**EXERCISE BRIEF**: Once the images are set aside, write out the rest of the records exactly.

**STUDY MATERIAL**:

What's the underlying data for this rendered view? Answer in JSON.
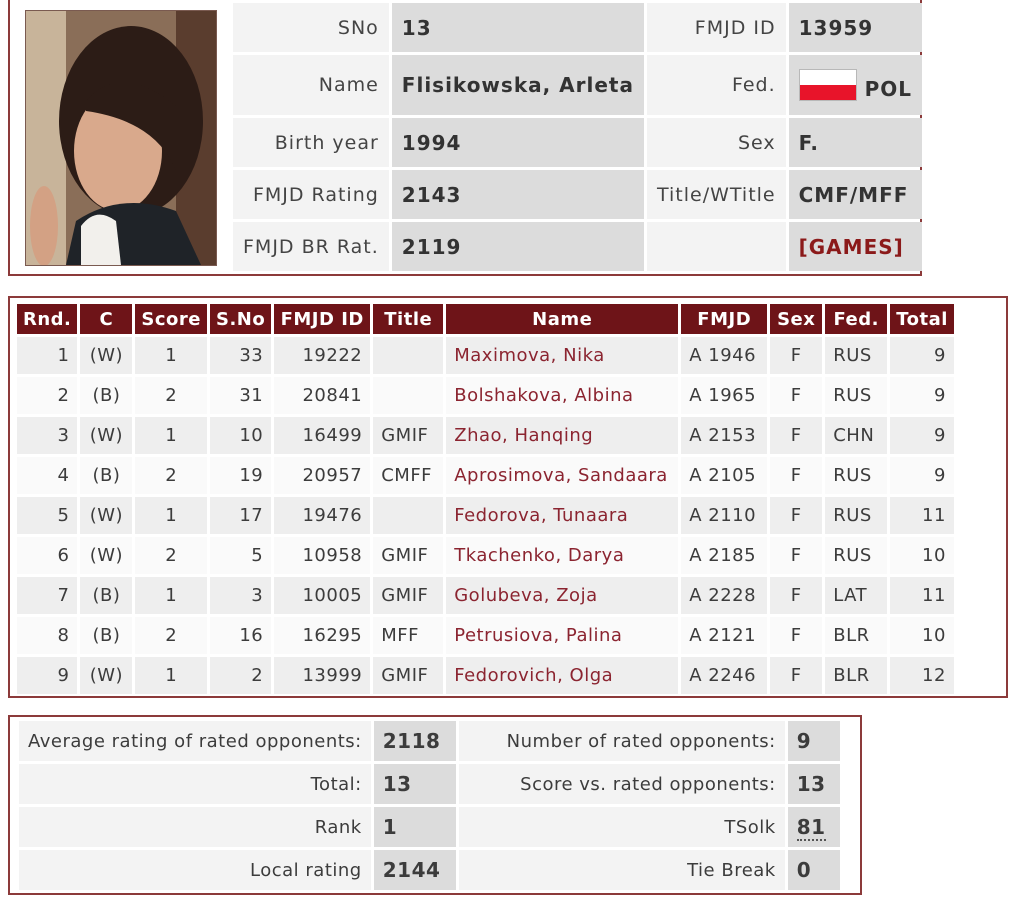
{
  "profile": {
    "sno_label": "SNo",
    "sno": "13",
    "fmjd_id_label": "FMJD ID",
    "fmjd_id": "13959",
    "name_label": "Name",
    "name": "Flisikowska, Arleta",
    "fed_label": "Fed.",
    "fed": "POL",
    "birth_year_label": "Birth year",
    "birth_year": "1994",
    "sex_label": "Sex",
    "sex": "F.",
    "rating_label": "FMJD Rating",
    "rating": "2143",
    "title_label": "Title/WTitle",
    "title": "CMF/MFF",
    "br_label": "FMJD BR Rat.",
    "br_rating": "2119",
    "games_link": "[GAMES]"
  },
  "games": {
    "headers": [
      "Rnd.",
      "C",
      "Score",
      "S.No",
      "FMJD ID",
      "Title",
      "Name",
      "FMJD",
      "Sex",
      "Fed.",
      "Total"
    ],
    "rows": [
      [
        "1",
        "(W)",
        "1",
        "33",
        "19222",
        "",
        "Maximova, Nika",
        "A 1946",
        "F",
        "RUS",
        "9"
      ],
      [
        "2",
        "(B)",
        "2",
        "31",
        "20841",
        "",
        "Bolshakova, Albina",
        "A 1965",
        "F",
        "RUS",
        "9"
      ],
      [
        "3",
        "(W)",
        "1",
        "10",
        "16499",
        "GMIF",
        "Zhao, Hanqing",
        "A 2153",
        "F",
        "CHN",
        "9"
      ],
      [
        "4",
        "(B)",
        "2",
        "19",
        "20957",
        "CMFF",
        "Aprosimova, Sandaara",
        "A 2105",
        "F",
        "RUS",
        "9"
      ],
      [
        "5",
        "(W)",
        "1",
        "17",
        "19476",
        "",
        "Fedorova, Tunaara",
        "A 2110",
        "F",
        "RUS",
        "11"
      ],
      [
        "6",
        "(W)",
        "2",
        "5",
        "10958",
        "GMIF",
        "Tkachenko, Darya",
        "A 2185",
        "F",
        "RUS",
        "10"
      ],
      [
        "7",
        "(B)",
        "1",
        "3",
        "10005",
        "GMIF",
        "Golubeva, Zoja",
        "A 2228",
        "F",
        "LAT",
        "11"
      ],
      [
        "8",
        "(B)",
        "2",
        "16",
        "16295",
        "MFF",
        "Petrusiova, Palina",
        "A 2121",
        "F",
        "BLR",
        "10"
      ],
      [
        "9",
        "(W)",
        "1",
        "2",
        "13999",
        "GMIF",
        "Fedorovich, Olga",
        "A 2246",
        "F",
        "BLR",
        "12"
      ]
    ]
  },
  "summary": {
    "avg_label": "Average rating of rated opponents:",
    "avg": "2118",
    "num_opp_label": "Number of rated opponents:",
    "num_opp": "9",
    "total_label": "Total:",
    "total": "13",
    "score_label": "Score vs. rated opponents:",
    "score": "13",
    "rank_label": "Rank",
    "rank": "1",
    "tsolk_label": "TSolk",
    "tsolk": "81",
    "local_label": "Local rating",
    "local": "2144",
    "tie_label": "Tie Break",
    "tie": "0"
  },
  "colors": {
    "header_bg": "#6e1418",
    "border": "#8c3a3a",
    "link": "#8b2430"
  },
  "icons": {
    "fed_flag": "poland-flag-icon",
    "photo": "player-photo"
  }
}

**RESULT**:
What's the underlying data for this rendered view? Answer in JSON.
{
  "profile": {
    "sno_label": "SNo",
    "sno": "13",
    "fmjd_id_label": "FMJD ID",
    "fmjd_id": "13959",
    "name_label": "Name",
    "name": "Flisikowska, Arleta",
    "fed_label": "Fed.",
    "fed": "POL",
    "birth_year_label": "Birth year",
    "birth_year": "1994",
    "sex_label": "Sex",
    "sex": "F.",
    "rating_label": "FMJD Rating",
    "rating": "2143",
    "title_label": "Title/WTitle",
    "title": "CMF/MFF",
    "br_label": "FMJD BR Rat.",
    "br_rating": "2119",
    "games_link": "[GAMES]"
  },
  "games": {
    "headers": [
      "Rnd.",
      "C",
      "Score",
      "S.No",
      "FMJD ID",
      "Title",
      "Name",
      "FMJD",
      "Sex",
      "Fed.",
      "Total"
    ],
    "rows": [
      [
        "1",
        "(W)",
        "1",
        "33",
        "19222",
        "",
        "Maximova, Nika",
        "A 1946",
        "F",
        "RUS",
        "9"
      ],
      [
        "2",
        "(B)",
        "2",
        "31",
        "20841",
        "",
        "Bolshakova, Albina",
        "A 1965",
        "F",
        "RUS",
        "9"
      ],
      [
        "3",
        "(W)",
        "1",
        "10",
        "16499",
        "GMIF",
        "Zhao, Hanqing",
        "A 2153",
        "F",
        "CHN",
        "9"
      ],
      [
        "4",
        "(B)",
        "2",
        "19",
        "20957",
        "CMFF",
        "Aprosimova, Sandaara",
        "A 2105",
        "F",
        "RUS",
        "9"
      ],
      [
        "5",
        "(W)",
        "1",
        "17",
        "19476",
        "",
        "Fedorova, Tunaara",
        "A 2110",
        "F",
        "RUS",
        "11"
      ],
      [
        "6",
        "(W)",
        "2",
        "5",
        "10958",
        "GMIF",
        "Tkachenko, Darya",
        "A 2185",
        "F",
        "RUS",
        "10"
      ],
      [
        "7",
        "(B)",
        "1",
        "3",
        "10005",
        "GMIF",
        "Golubeva, Zoja",
        "A 2228",
        "F",
        "LAT",
        "11"
      ],
      [
        "8",
        "(B)",
        "2",
        "16",
        "16295",
        "MFF",
        "Petrusiova, Palina",
        "A 2121",
        "F",
        "BLR",
        "10"
      ],
      [
        "9",
        "(W)",
        "1",
        "2",
        "13999",
        "GMIF",
        "Fedorovich, Olga",
        "A 2246",
        "F",
        "BLR",
        "12"
      ]
    ]
  },
  "summary": {
    "avg_label": "Average rating of rated opponents:",
    "avg": "2118",
    "num_opp_label": "Number of rated opponents:",
    "num_opp": "9",
    "total_label": "Total:",
    "total": "13",
    "score_label": "Score vs. rated opponents:",
    "score": "13",
    "rank_label": "Rank",
    "rank": "1",
    "tsolk_label": "TSolk",
    "tsolk": "81",
    "local_label": "Local rating",
    "local": "2144",
    "tie_label": "Tie Break",
    "tie": "0"
  },
  "colors": {
    "header_bg": "#6e1418",
    "border": "#8c3a3a",
    "link": "#8b2430"
  },
  "icons": {
    "fed_flag": "poland-flag-icon",
    "photo": "player-photo"
  }
}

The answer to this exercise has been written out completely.